Max Brooks’ World War Z is fiction for the Discovery Channel / NatGeo junkie, that special breed of people who regard Shark Week as a red-letter holiday. Masquerading as a collection of interviews from survivors of a global zombie apocalypse, the book succeeds in taking a ludicrous premise and making the reader take it seriously.
Brooks does a good job at setting up the beginning of the zombie infection. The disease first emerges in China before slowly spreading around the world, both through regular air travel and human trafficking. The public was initially lulled into a false sense of security by a combination of government propaganda and predatory businessmen. By the time the existence of the zombies becomes impossible to deny the human race is already in the middle of a losing battle that ends up killing hundreds of millions and turning them into flesh-eating machines.
I like how the author pulls on different aspects of warfare and survival to describe how an apocalyptic scenario like this would unfold. For example, advanced weaponry is rendered useless as soon as the infection gets too big and those trying to survive have to make do with the most low tech of weapons like axes and shotguns. Individuals from different countries dealt with outbreaks differently; Europeans reused their ‘obsolete’ castles while the entirety of the Japanese population evacuated the entire island.
The book also references current geopolitical issues, like how Cuba’s isolationism is actually beneficial for them during the outbreak. Being an island nation with a restricted airspace means they don’t have the amount of infected US refugees bombarding them and they only had to wait it out until the outbreak subsides.
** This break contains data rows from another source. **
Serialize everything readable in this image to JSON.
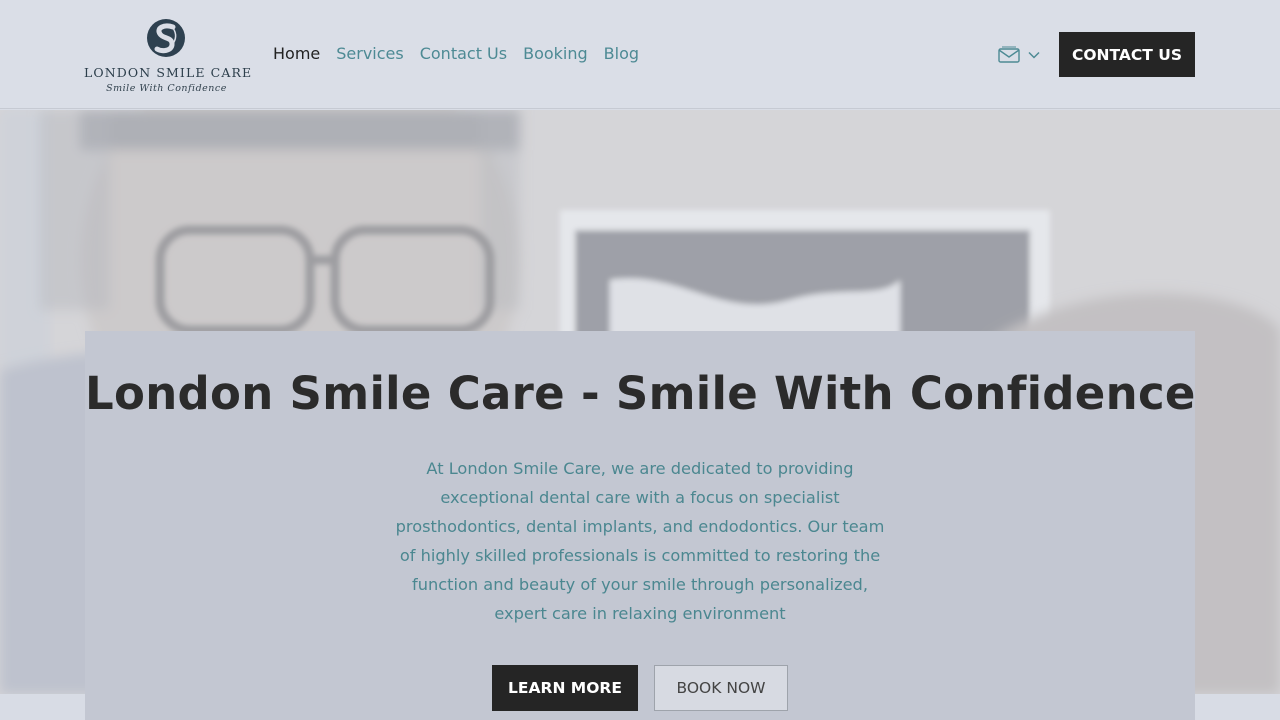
{
  "brand": {
    "name": "LONDON SMILE CARE",
    "tagline": "Smile With Confidence",
    "logo_icon": "s-monogram-logo"
  },
  "nav": {
    "items": [
      {
        "label": "Home",
        "active": true
      },
      {
        "label": "Services",
        "active": false
      },
      {
        "label": "Contact Us",
        "active": false
      },
      {
        "label": "Booking",
        "active": false
      },
      {
        "label": "Blog",
        "active": false
      }
    ]
  },
  "header": {
    "mail_icon": "mail-icon",
    "dropdown_icon": "chevron-down-icon",
    "contact_button": "CONTACT US"
  },
  "hero": {
    "title": "London Smile Care - Smile With Confidence",
    "body": "At London Smile Care, we are dedicated to providing exceptional dental care with a focus on specialist prosthodontics, dental implants, and endodontics. Our team of highly skilled professionals is committed to restoring the function and beauty of your smile through personalized, expert care in relaxing environment",
    "primary_button": "LEARN MORE",
    "secondary_button": "BOOK NOW"
  },
  "colors": {
    "accent_teal": "#4d8a94",
    "dark_button": "#252525",
    "header_bg": "#dadee7",
    "card_bg": "#c3c7d2"
  }
}
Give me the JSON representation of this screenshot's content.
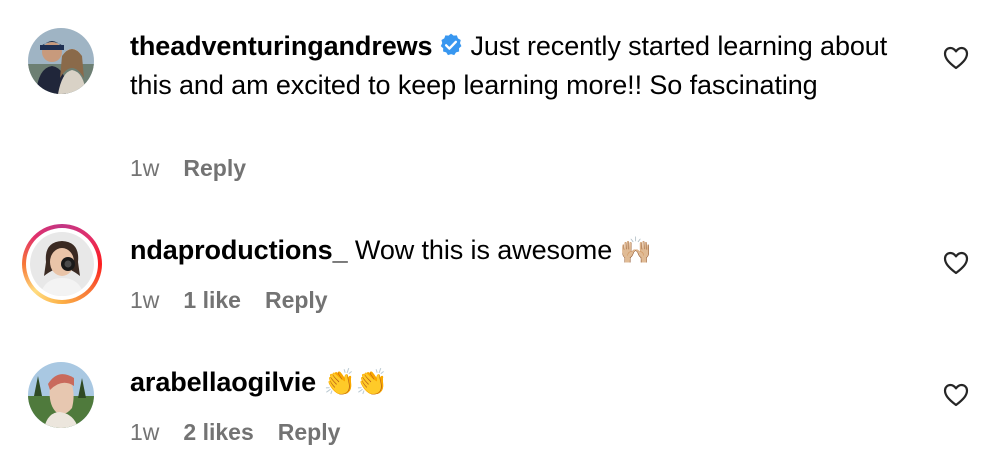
{
  "comments": [
    {
      "username": "theadventuringandrews",
      "verified": true,
      "text": "Just recently started learning about this and am excited to keep learning more!! So fascinating",
      "time": "1w",
      "likes": "",
      "reply": "Reply",
      "has_story": false
    },
    {
      "username": "ndaproductions_",
      "verified": false,
      "text": "Wow this is awesome",
      "emoji": "🙌🏼",
      "time": "1w",
      "likes": "1 like",
      "reply": "Reply",
      "has_story": true
    },
    {
      "username": "arabellaogilvie",
      "verified": false,
      "text": "",
      "emoji": "👏👏",
      "time": "1w",
      "likes": "2 likes",
      "reply": "Reply",
      "has_story": false
    }
  ],
  "colors": {
    "verified_badge": "#3897f0",
    "meta_text": "#737373",
    "story_ring_start": "#c13584",
    "story_ring_end": "#fcaf45"
  },
  "icons": {
    "like": "heart-outline-icon",
    "verified": "verified-badge-icon"
  }
}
Russia turned itself into a tsarist-era theocracy (this was the most lol wtf moment of the book for me) and instead of India and Pakistan lobbing nukes at each other, it was Iran and Pakistan that duked it out.
There are a lot of things going on in the story and while the reader catches only glimpses of the overall struggle, it effectively conveys the initial helplessness as well as humanity’s concerted effort to fight back at the end. Major props to the author’s research skills too. The episodes which involved the military comes off as very realistic.
The prose itself isn’t really that nuanced or subtle but I’m not a fan of regular SF and I was still vastly entertained. People who are into the genre should definitely read it.